Making anime is a lengthy process and that is why it takes a lot of time for a quality anime to air, one season after another. The fact that the season 2 of Hero Academia is so well polished is because the studio had revealed that they were ahead of schedule during production. Production for the season’s 7th episode was in production back in January, 3 whole months before the season was due to start airing.
Studios are divided into production units and that’s how anime productions are managed. Which brings us to the studio in question, Bones. The studio responsible for shows like Kekkai Sensen, FullMetal Alchemist, and, as apparent, My Hero Academia. The reason, for mentioning this is to understand how the studio managed to gain such an advantage in production quality and time. And disregarding the average viewer’s perception of budget increase, which it isn’t as there has been no significant change in budget for this new season. The actual value to an anime can be attributed to proper time management, because it’s arguably one of the most, if not the most, important asset for a studio to have. It doesn’t matter if you have great talented animators in the studio if they don’t have the time to make the anime good.
Coming back to the studio, the way the studio bones is structured is in a way of subdivisions. There are 4 divisions within the studio (A, B, C, and D) which produce different animes in its pipeline within a season, with separate producers, directors, head animators, and a separate team of freelance animators. Season 1 of Hero Academia was in the pipeline of studio A, which was already producing the second season of another show at the time (Noragami). And hence there was little time for the division to properly give time to the show. The result was still great at the most important moments, but not quite stellar in comparison to others.
Now, after its airing, the studio was scheduled to put forward another sequel to another anime, during which time it would have been impossible to produce both that, and Hero Academia, the anime was shifter to another studio, which had no anime at the time of this in its pipeline. Hence, the amount of time available for the studio to make it was increased dramatically, and therefore we have gotten such a stellar anime so far.

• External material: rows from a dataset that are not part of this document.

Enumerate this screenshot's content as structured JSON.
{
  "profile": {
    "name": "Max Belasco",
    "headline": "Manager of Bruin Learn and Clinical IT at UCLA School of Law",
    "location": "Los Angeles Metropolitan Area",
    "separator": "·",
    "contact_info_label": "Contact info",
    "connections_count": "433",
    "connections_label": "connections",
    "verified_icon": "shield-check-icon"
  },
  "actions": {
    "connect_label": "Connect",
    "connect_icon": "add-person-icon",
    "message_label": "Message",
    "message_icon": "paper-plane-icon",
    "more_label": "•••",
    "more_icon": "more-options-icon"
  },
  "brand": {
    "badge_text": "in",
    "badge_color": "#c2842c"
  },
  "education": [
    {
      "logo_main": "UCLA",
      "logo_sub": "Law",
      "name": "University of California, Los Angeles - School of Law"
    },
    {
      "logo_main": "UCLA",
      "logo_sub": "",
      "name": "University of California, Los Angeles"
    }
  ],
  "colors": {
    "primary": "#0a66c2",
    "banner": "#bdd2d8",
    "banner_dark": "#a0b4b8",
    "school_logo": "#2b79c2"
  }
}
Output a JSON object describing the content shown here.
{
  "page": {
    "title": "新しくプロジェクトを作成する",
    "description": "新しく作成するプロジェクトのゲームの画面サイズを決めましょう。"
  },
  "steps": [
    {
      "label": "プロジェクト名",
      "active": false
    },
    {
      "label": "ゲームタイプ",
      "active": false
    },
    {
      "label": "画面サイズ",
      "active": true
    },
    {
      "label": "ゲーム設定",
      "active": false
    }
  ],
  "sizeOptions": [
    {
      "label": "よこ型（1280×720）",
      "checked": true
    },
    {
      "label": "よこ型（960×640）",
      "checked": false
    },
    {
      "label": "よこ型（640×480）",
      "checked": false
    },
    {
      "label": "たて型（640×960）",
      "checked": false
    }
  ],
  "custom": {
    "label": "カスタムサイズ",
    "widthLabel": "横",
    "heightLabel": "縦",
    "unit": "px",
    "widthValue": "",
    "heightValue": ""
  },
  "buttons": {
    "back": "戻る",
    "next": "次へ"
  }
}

The industry is vast, the artists overburdened, but they are still trudging along making anime we know and love.